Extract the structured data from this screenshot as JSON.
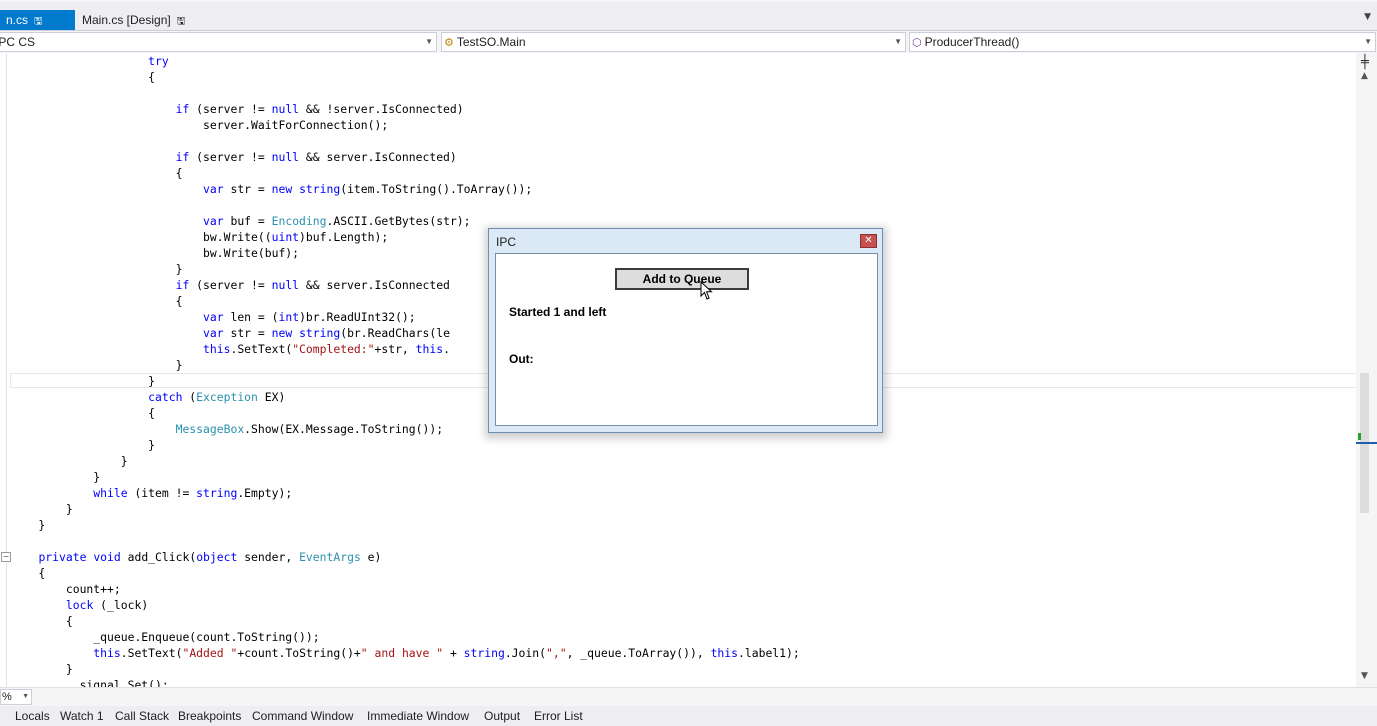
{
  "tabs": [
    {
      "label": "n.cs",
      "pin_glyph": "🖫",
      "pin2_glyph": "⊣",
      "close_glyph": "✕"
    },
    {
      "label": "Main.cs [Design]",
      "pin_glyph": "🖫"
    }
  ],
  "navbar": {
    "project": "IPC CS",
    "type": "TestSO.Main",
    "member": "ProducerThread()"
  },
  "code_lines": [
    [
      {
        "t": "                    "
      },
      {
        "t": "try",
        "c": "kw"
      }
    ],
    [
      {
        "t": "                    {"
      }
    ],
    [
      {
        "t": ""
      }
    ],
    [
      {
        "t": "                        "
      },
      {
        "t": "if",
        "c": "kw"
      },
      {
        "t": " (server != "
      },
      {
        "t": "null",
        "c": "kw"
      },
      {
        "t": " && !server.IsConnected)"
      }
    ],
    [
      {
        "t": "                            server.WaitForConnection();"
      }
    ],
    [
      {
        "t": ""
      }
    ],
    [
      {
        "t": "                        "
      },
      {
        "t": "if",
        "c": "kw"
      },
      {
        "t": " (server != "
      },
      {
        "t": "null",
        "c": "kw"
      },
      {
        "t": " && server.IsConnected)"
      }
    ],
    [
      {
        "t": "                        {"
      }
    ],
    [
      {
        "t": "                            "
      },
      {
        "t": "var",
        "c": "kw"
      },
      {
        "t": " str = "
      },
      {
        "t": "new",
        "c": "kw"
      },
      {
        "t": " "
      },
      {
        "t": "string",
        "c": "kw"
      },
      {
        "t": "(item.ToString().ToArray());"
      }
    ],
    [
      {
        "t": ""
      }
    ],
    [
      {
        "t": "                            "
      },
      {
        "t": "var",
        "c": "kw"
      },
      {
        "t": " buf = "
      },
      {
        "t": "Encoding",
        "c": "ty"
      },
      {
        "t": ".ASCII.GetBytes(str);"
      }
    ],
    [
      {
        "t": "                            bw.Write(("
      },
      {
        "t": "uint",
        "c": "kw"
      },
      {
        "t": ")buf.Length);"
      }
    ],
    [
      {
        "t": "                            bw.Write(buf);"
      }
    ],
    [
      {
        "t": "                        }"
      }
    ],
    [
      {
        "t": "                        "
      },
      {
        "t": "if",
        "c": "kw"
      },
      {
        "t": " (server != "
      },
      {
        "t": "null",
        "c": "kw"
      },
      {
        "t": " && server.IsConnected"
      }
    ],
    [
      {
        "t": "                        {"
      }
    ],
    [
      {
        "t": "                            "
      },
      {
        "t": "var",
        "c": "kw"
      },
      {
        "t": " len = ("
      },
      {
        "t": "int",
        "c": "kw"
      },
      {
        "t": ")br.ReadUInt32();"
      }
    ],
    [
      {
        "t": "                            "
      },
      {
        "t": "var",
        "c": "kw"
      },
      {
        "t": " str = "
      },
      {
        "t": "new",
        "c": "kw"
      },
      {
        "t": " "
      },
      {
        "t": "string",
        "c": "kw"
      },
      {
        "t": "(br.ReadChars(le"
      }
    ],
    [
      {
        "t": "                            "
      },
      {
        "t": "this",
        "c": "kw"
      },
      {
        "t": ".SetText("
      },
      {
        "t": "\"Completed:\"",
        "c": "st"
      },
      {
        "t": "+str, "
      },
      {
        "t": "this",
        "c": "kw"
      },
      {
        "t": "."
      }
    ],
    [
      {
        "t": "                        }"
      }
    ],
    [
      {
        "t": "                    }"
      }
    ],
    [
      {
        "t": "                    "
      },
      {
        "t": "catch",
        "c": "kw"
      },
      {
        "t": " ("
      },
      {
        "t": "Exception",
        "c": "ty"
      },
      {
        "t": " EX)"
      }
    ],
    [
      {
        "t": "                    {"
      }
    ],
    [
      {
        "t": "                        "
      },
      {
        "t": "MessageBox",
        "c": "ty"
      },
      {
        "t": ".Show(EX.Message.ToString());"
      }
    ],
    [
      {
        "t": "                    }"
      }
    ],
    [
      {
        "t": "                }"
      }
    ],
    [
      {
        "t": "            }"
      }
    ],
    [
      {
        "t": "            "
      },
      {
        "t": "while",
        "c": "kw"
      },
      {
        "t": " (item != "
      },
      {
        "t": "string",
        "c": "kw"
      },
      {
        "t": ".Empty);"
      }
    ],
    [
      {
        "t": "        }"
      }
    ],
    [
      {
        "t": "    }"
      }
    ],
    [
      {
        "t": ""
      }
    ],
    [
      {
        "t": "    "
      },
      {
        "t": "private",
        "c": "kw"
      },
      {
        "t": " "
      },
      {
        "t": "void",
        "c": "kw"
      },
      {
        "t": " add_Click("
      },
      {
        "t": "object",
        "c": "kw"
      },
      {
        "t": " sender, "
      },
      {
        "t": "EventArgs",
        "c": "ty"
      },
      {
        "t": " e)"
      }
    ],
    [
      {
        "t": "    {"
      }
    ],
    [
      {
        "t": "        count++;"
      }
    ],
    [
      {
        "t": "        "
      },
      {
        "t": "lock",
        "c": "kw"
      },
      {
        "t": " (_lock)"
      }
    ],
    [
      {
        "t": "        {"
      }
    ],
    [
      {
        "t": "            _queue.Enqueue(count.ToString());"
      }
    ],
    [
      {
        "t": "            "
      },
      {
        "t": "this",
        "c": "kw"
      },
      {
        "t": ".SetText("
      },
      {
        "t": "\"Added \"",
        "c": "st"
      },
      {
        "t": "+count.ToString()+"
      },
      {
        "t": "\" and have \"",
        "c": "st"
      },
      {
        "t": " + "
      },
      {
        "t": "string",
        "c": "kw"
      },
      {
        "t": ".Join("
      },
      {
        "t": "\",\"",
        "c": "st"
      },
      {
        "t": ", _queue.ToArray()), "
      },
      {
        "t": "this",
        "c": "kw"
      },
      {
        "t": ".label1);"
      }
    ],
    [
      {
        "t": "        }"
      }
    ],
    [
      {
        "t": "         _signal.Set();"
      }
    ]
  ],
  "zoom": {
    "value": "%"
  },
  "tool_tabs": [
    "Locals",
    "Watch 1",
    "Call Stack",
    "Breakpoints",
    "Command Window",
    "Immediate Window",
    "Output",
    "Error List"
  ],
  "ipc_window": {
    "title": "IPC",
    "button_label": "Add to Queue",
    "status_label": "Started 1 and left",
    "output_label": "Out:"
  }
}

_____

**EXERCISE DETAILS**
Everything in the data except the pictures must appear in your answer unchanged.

**SOLUTION FOR THIS TASK**
Extract the structured data from this screenshot as JSON.
{
  "tabs": [
    {
      "label": "n.cs",
      "pin_glyph": "🖫",
      "pin2_glyph": "⊣",
      "close_glyph": "✕"
    },
    {
      "label": "Main.cs [Design]",
      "pin_glyph": "🖫"
    }
  ],
  "navbar": {
    "project": "IPC CS",
    "type": "TestSO.Main",
    "member": "ProducerThread()"
  },
  "code_lines": [
    [
      {
        "t": "                    "
      },
      {
        "t": "try",
        "c": "kw"
      }
    ],
    [
      {
        "t": "                    {"
      }
    ],
    [
      {
        "t": ""
      }
    ],
    [
      {
        "t": "                        "
      },
      {
        "t": "if",
        "c": "kw"
      },
      {
        "t": " (server != "
      },
      {
        "t": "null",
        "c": "kw"
      },
      {
        "t": " && !server.IsConnected)"
      }
    ],
    [
      {
        "t": "                            server.WaitForConnection();"
      }
    ],
    [
      {
        "t": ""
      }
    ],
    [
      {
        "t": "                        "
      },
      {
        "t": "if",
        "c": "kw"
      },
      {
        "t": " (server != "
      },
      {
        "t": "null",
        "c": "kw"
      },
      {
        "t": " && server.IsConnected)"
      }
    ],
    [
      {
        "t": "                        {"
      }
    ],
    [
      {
        "t": "                            "
      },
      {
        "t": "var",
        "c": "kw"
      },
      {
        "t": " str = "
      },
      {
        "t": "new",
        "c": "kw"
      },
      {
        "t": " "
      },
      {
        "t": "string",
        "c": "kw"
      },
      {
        "t": "(item.ToString().ToArray());"
      }
    ],
    [
      {
        "t": ""
      }
    ],
    [
      {
        "t": "                            "
      },
      {
        "t": "var",
        "c": "kw"
      },
      {
        "t": " buf = "
      },
      {
        "t": "Encoding",
        "c": "ty"
      },
      {
        "t": ".ASCII.GetBytes(str);"
      }
    ],
    [
      {
        "t": "                            bw.Write(("
      },
      {
        "t": "uint",
        "c": "kw"
      },
      {
        "t": ")buf.Length);"
      }
    ],
    [
      {
        "t": "                            bw.Write(buf);"
      }
    ],
    [
      {
        "t": "                        }"
      }
    ],
    [
      {
        "t": "                        "
      },
      {
        "t": "if",
        "c": "kw"
      },
      {
        "t": " (server != "
      },
      {
        "t": "null",
        "c": "kw"
      },
      {
        "t": " && server.IsConnected"
      }
    ],
    [
      {
        "t": "                        {"
      }
    ],
    [
      {
        "t": "                            "
      },
      {
        "t": "var",
        "c": "kw"
      },
      {
        "t": " len = ("
      },
      {
        "t": "int",
        "c": "kw"
      },
      {
        "t": ")br.ReadUInt32();"
      }
    ],
    [
      {
        "t": "                            "
      },
      {
        "t": "var",
        "c": "kw"
      },
      {
        "t": " str = "
      },
      {
        "t": "new",
        "c": "kw"
      },
      {
        "t": " "
      },
      {
        "t": "string",
        "c": "kw"
      },
      {
        "t": "(br.ReadChars(le"
      }
    ],
    [
      {
        "t": "                            "
      },
      {
        "t": "this",
        "c": "kw"
      },
      {
        "t": ".SetText("
      },
      {
        "t": "\"Completed:\"",
        "c": "st"
      },
      {
        "t": "+str, "
      },
      {
        "t": "this",
        "c": "kw"
      },
      {
        "t": "."
      }
    ],
    [
      {
        "t": "                        }"
      }
    ],
    [
      {
        "t": "                    }"
      }
    ],
    [
      {
        "t": "                    "
      },
      {
        "t": "catch",
        "c": "kw"
      },
      {
        "t": " ("
      },
      {
        "t": "Exception",
        "c": "ty"
      },
      {
        "t": " EX)"
      }
    ],
    [
      {
        "t": "                    {"
      }
    ],
    [
      {
        "t": "                        "
      },
      {
        "t": "MessageBox",
        "c": "ty"
      },
      {
        "t": ".Show(EX.Message.ToString());"
      }
    ],
    [
      {
        "t": "                    }"
      }
    ],
    [
      {
        "t": "                }"
      }
    ],
    [
      {
        "t": "            }"
      }
    ],
    [
      {
        "t": "            "
      },
      {
        "t": "while",
        "c": "kw"
      },
      {
        "t": " (item != "
      },
      {
        "t": "string",
        "c": "kw"
      },
      {
        "t": ".Empty);"
      }
    ],
    [
      {
        "t": "        }"
      }
    ],
    [
      {
        "t": "    }"
      }
    ],
    [
      {
        "t": ""
      }
    ],
    [
      {
        "t": "    "
      },
      {
        "t": "private",
        "c": "kw"
      },
      {
        "t": " "
      },
      {
        "t": "void",
        "c": "kw"
      },
      {
        "t": " add_Click("
      },
      {
        "t": "object",
        "c": "kw"
      },
      {
        "t": " sender, "
      },
      {
        "t": "EventArgs",
        "c": "ty"
      },
      {
        "t": " e)"
      }
    ],
    [
      {
        "t": "    {"
      }
    ],
    [
      {
        "t": "        count++;"
      }
    ],
    [
      {
        "t": "        "
      },
      {
        "t": "lock",
        "c": "kw"
      },
      {
        "t": " (_lock)"
      }
    ],
    [
      {
        "t": "        {"
      }
    ],
    [
      {
        "t": "            _queue.Enqueue(count.ToString());"
      }
    ],
    [
      {
        "t": "            "
      },
      {
        "t": "this",
        "c": "kw"
      },
      {
        "t": ".SetText("
      },
      {
        "t": "\"Added \"",
        "c": "st"
      },
      {
        "t": "+count.ToString()+"
      },
      {
        "t": "\" and have \"",
        "c": "st"
      },
      {
        "t": " + "
      },
      {
        "t": "string",
        "c": "kw"
      },
      {
        "t": ".Join("
      },
      {
        "t": "\",\"",
        "c": "st"
      },
      {
        "t": ", _queue.ToArray()), "
      },
      {
        "t": "this",
        "c": "kw"
      },
      {
        "t": ".label1);"
      }
    ],
    [
      {
        "t": "        }"
      }
    ],
    [
      {
        "t": "         _signal.Set();"
      }
    ]
  ],
  "zoom": {
    "value": "%"
  },
  "tool_tabs": [
    "Locals",
    "Watch 1",
    "Call Stack",
    "Breakpoints",
    "Command Window",
    "Immediate Window",
    "Output",
    "Error List"
  ],
  "ipc_window": {
    "title": "IPC",
    "button_label": "Add to Queue",
    "status_label": "Started 1 and left",
    "output_label": "Out:"
  }
}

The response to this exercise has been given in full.